Moms: do you ever feel judged — or at least subject to coworker eye-rolling — for talking about your kids at work? Do you avoid talking about being a mom for that reason, or maybe because your definition of “professionalism” includes limiting discussion of your family life at the office? I’ve been thinking about this lately because, since launching the CorporetteMoms site, whenever someone on Corporette brings up a parenting-related topic (which you are still welcome to do on either site), it leads to at least one comment along these lines:
“I HAVE AN IDEA: WHY DON’T YOU USE THE ‘MOM’ BLOG SO THE REST OF US DON’T HAVE TO LOOK AT THIS CRAP?”
This particularly harsh comment has been made not just once, but twice (someone knows how to use Ctrl-C!). The first time was in response to a question about pursuing a new job while visibly pregnant, and the second to a request for resources for working moms with a new baby.

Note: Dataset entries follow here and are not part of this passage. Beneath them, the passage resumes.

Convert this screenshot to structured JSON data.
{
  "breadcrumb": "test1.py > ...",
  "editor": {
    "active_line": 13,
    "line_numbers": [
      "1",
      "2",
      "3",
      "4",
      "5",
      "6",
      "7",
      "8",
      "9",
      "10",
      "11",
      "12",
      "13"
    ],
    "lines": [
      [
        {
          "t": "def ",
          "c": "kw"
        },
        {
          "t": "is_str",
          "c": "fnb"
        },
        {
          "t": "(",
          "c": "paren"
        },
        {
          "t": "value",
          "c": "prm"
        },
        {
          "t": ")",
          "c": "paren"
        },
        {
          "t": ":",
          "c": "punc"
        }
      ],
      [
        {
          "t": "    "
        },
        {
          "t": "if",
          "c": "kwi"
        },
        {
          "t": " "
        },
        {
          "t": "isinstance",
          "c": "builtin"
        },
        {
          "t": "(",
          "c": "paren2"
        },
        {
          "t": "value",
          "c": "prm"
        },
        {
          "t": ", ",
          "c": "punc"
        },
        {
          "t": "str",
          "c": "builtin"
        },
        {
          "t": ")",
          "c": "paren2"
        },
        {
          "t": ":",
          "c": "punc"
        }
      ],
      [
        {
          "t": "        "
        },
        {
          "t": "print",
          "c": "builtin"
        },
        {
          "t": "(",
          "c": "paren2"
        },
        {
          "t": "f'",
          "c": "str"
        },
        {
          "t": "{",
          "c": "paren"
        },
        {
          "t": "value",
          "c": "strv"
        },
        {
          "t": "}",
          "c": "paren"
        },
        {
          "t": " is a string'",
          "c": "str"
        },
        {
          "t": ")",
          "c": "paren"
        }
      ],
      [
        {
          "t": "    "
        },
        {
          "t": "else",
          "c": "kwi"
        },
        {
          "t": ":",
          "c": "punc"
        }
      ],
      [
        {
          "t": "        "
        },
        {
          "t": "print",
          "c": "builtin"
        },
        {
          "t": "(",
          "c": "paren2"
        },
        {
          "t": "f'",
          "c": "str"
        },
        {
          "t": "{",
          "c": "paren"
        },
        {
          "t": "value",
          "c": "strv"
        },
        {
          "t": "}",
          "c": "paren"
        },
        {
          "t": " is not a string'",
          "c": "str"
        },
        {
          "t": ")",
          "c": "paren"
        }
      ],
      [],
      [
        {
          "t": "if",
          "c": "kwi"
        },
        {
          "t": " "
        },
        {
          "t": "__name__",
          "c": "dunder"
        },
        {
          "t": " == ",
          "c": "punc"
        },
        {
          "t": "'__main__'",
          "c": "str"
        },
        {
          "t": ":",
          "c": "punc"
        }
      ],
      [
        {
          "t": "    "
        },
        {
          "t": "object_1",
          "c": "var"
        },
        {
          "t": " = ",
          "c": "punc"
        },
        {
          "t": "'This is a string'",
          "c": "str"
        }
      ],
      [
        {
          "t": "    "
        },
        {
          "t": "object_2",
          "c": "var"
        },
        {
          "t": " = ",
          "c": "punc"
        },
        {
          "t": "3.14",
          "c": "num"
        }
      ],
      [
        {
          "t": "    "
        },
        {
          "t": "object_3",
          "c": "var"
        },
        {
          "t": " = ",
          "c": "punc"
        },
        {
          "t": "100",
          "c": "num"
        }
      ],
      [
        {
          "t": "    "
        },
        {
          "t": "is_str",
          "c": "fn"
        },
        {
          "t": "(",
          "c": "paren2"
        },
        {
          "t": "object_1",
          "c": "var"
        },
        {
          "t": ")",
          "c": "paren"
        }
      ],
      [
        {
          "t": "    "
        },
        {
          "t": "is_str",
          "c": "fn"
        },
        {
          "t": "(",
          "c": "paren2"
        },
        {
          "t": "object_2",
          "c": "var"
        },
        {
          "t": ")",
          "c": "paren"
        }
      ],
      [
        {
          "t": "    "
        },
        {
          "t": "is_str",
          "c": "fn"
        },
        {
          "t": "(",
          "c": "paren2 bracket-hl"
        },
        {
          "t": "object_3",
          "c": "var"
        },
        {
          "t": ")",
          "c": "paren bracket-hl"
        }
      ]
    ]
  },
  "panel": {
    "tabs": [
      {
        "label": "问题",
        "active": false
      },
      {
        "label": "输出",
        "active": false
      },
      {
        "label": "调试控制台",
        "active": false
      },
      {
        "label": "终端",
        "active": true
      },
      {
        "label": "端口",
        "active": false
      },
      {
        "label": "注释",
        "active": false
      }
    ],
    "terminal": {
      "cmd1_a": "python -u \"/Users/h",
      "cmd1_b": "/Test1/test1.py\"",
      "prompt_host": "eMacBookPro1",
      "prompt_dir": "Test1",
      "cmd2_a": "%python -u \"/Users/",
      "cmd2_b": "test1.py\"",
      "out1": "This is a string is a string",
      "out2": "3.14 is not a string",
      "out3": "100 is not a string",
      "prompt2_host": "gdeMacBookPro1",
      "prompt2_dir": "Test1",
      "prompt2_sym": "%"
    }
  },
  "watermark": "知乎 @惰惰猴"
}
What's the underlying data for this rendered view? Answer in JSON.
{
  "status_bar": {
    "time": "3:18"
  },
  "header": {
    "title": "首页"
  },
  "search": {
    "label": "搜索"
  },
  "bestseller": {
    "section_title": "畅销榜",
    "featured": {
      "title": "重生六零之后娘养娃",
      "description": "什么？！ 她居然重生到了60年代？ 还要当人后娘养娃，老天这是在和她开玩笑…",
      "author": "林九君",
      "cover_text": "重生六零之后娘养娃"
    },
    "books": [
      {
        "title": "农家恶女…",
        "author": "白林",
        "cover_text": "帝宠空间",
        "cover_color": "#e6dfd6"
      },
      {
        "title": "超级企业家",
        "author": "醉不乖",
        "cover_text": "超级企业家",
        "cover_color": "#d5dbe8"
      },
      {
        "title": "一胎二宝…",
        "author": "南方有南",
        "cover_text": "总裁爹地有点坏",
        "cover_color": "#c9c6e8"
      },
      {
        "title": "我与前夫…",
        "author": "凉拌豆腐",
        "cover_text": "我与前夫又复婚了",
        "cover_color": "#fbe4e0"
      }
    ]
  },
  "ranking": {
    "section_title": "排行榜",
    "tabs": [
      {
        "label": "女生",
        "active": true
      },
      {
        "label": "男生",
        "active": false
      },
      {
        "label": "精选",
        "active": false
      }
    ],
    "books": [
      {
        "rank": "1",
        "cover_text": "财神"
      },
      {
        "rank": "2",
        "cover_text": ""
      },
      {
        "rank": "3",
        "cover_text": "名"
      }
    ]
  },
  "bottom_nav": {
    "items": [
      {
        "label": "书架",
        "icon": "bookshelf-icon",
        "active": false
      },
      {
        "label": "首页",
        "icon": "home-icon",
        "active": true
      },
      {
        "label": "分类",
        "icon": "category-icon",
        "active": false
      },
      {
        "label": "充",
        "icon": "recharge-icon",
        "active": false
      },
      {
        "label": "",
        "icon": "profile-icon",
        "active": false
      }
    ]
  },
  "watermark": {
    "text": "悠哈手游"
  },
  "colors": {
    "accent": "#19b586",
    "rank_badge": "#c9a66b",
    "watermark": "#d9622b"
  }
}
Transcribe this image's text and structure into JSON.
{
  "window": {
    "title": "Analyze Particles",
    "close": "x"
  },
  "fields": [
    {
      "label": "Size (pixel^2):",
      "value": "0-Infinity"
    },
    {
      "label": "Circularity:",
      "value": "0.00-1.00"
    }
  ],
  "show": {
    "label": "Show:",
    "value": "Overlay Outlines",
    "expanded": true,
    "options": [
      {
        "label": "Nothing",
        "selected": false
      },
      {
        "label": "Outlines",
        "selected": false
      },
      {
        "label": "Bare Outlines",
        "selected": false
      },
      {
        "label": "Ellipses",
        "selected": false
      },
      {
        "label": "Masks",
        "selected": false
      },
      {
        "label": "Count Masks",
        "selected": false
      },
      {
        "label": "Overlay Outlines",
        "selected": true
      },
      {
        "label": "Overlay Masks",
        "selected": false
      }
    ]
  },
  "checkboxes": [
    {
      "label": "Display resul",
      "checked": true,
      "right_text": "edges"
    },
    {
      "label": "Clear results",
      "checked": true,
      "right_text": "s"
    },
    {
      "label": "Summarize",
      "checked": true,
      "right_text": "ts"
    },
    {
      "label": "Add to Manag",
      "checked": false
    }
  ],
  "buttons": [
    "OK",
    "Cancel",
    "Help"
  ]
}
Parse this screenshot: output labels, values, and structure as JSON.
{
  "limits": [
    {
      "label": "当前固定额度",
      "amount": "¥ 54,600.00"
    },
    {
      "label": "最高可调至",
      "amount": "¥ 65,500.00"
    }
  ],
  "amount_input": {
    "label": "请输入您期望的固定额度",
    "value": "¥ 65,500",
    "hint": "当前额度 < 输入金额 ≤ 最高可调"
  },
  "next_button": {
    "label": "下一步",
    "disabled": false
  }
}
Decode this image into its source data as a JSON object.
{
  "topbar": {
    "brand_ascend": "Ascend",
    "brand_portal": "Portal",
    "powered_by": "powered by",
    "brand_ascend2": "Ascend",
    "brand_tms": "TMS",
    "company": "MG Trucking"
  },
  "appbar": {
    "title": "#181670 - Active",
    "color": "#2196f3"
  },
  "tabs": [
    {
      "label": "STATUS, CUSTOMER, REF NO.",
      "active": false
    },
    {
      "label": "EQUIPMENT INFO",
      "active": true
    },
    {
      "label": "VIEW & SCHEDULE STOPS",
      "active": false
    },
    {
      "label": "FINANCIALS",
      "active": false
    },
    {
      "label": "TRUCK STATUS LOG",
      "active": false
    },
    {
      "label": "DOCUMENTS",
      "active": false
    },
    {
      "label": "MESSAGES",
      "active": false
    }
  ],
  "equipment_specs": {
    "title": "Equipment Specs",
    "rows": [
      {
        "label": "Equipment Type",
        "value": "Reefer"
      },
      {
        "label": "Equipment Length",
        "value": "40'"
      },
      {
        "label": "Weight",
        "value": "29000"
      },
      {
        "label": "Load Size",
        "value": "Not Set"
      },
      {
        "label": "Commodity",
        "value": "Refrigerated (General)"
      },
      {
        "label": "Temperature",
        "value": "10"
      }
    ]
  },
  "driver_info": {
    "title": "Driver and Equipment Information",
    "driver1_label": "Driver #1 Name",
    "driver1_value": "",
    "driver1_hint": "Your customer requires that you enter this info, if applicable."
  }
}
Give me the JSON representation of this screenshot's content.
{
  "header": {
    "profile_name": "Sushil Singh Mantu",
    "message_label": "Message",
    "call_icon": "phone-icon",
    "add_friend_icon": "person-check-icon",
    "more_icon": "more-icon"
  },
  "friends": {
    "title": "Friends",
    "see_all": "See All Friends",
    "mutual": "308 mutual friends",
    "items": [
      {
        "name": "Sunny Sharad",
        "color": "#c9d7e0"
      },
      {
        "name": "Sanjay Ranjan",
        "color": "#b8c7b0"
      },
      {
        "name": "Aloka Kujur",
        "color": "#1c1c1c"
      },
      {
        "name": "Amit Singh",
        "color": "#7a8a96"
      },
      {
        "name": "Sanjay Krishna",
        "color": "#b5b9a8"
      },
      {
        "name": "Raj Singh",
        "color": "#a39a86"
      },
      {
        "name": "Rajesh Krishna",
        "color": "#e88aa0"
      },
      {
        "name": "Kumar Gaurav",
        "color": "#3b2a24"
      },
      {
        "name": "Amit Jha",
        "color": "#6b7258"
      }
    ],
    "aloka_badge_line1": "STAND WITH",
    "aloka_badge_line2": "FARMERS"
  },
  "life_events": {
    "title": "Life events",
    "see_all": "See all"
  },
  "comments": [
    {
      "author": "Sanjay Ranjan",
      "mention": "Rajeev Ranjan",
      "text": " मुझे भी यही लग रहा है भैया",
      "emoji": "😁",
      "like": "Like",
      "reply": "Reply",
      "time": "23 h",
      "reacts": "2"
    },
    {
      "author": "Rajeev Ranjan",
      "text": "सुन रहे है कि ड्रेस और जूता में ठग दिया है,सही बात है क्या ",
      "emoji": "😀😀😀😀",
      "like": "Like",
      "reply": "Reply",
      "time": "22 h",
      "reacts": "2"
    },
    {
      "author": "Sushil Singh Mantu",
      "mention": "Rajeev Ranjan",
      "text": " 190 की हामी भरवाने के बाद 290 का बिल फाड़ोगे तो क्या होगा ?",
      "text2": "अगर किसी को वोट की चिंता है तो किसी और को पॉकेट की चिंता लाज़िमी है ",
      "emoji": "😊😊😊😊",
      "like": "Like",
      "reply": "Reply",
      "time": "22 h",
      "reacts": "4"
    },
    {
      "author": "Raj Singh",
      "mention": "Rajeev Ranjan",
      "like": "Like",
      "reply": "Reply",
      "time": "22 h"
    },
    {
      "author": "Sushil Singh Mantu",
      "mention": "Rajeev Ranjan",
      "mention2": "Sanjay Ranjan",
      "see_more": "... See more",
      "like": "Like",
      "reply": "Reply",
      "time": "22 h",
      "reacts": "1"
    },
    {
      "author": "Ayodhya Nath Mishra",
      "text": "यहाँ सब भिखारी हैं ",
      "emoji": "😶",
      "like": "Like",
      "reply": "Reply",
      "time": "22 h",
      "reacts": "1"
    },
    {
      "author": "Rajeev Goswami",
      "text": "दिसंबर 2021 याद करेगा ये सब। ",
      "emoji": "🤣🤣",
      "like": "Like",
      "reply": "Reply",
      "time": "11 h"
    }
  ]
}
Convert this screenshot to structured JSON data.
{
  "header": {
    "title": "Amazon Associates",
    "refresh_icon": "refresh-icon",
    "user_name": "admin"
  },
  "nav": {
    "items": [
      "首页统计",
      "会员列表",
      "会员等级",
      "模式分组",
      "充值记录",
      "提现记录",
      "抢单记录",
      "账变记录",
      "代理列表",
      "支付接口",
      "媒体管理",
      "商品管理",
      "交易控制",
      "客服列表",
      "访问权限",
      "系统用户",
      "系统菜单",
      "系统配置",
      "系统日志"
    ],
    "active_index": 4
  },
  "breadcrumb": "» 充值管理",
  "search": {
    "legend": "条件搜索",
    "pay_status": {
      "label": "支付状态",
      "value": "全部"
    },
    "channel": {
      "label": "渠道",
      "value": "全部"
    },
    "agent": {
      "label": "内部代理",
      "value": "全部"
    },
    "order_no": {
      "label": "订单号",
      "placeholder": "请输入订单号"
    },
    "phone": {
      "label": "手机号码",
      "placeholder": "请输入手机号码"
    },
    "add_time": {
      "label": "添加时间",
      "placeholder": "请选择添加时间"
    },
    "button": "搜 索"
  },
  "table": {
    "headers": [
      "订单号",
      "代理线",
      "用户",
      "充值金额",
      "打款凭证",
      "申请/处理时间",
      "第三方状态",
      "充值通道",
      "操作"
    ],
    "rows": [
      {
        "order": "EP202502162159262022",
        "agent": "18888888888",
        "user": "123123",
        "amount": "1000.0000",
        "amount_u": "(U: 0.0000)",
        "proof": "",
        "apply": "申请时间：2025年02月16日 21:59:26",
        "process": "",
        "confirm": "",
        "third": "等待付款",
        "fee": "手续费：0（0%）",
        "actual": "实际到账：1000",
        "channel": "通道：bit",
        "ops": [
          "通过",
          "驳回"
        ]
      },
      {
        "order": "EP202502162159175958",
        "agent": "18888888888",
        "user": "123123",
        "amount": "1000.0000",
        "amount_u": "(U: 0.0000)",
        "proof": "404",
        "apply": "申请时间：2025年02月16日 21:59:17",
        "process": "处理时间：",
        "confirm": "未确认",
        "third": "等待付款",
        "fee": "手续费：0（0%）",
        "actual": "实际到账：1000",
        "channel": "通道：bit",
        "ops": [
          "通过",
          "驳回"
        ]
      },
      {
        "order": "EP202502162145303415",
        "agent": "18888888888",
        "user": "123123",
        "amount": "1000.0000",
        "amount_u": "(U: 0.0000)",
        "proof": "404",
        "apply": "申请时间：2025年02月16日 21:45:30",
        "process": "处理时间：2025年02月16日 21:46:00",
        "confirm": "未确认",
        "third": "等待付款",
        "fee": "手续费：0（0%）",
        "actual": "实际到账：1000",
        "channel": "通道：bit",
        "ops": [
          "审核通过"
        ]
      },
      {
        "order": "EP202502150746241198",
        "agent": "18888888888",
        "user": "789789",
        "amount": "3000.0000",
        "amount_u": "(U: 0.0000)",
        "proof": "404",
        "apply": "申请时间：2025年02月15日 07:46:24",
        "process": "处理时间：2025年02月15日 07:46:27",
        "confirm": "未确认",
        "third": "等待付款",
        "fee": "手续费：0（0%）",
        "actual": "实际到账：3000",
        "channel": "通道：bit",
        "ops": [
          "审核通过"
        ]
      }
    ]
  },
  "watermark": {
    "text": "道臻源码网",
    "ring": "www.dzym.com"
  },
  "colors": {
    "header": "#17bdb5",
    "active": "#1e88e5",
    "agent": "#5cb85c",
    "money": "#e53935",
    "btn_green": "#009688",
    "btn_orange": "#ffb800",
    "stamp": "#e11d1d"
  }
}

While I don’t make a habit of deleting comments, that one is now in the trash.
Now, as things go, Internet commenters can be, er, opinionated — and the person (or, at least, the IP address) that posted this “crap” question appears to have anger issues, based on other comments she’s made… but if there’s one thing I’ve learned over the years it’s this: if one person has the balls to say it (or write it in an Internet forum), many more are thinking it. So this hostility to mom-ness, to two totally legitimate questions for a career advice blog, struck me as something worth discussing.
After I started thinking about it, a few memories came to me from my years in Big Law. Some superiors rolled their eyes when someone pointed out (yet again) that she or he couldn’t do something (like stay late at the last minute) because of parenting activities, and an older mentor told me that, if/when I had kids and if/when I needed to stay home with them on a sick day — “always tell the boss that YOU’RE the one who’s sick — never the kids.” (Here’s similar advice from the WSJ to be vague about when you need personal time for kid-related reasons, and a working mom’s rant in Elle a few years ago about professional women who “blather on about their children in the workplace.”)
So, let’s discuss:
- Do you avoid talking at work about this huge part of your life — your kid(s) or your plans to have them, your family unit, and household issues?
- When chatting with a colleague who does not have kids, do you focus on non-kid things like, say, a Katy Perry concert?
- Do you only squelch that part of you when talking to younger colleagues, or colleagues who are not parents?
- Do your answers here differ if you’re talking to a man (if he’s a father, even a young father)?
- Does your definition of “professionalism” mean that you don’t talk about any personal matters, including family life, with your colleagues?
There are no right answers here, obviously, but I thought it would be an interesting discussion... Ladies, what do you think?